*** Opening of Input material ***
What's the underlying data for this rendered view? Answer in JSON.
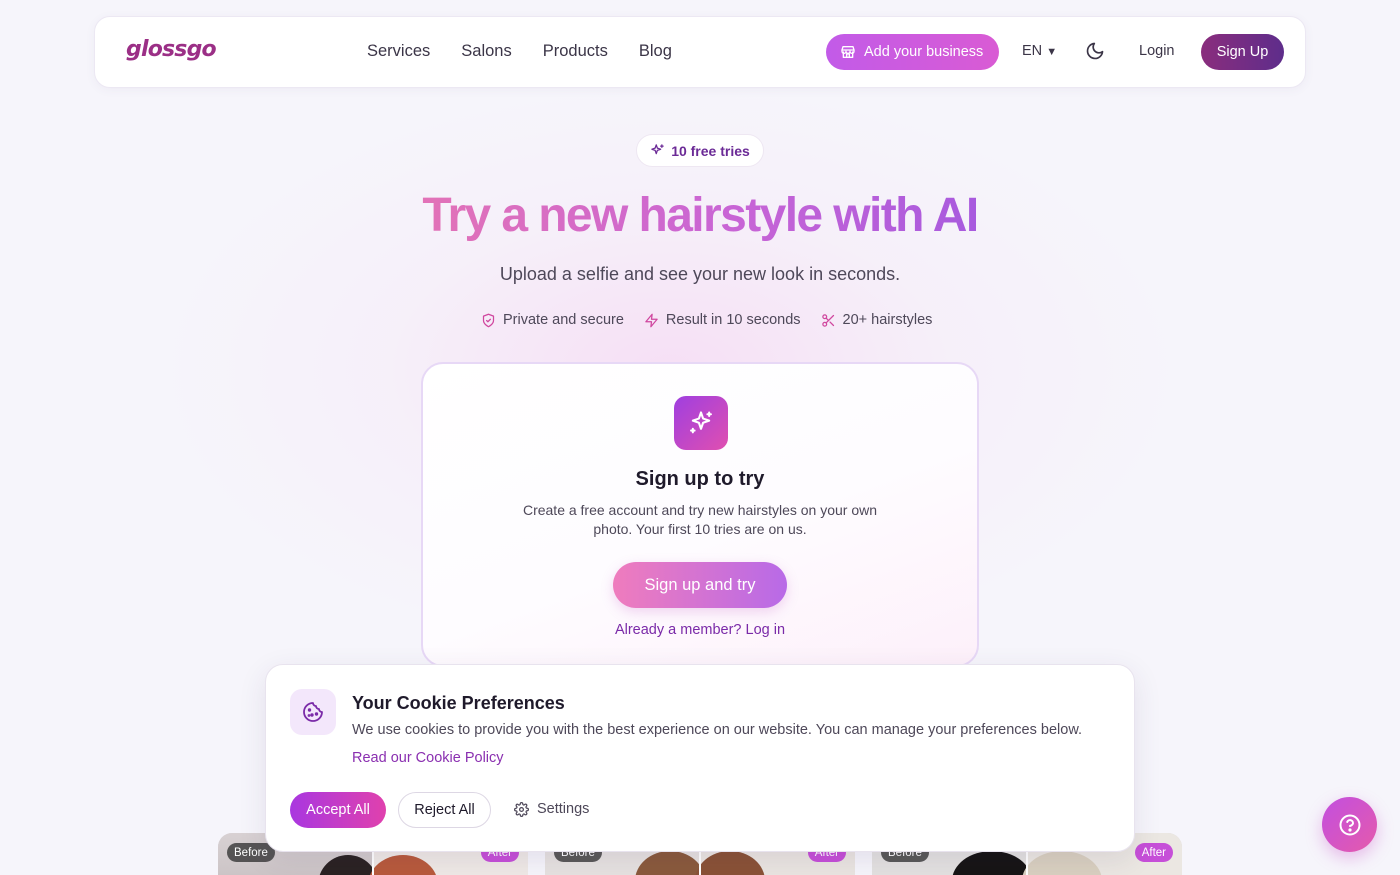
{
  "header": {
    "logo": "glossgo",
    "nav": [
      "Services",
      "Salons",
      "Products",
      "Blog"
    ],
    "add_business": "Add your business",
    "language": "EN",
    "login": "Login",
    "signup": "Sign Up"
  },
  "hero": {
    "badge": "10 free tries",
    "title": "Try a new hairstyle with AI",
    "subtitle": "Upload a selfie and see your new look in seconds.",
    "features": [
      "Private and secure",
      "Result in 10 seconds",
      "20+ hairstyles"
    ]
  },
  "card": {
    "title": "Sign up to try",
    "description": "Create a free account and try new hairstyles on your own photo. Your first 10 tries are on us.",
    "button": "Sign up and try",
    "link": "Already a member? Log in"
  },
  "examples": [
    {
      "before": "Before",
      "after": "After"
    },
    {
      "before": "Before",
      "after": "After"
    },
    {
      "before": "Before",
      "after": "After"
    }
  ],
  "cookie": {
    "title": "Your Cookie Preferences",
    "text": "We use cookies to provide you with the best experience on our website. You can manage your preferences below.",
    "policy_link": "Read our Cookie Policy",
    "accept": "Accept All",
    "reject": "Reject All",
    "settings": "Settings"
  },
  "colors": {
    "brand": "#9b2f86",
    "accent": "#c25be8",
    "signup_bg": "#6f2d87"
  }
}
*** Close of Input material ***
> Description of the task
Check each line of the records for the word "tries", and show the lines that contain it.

> Answer for this exercise
    "badge": "10 free tries",
    "description": "Create a free account and try new hairstyles on your own photo. Your first 10 tries are on us.",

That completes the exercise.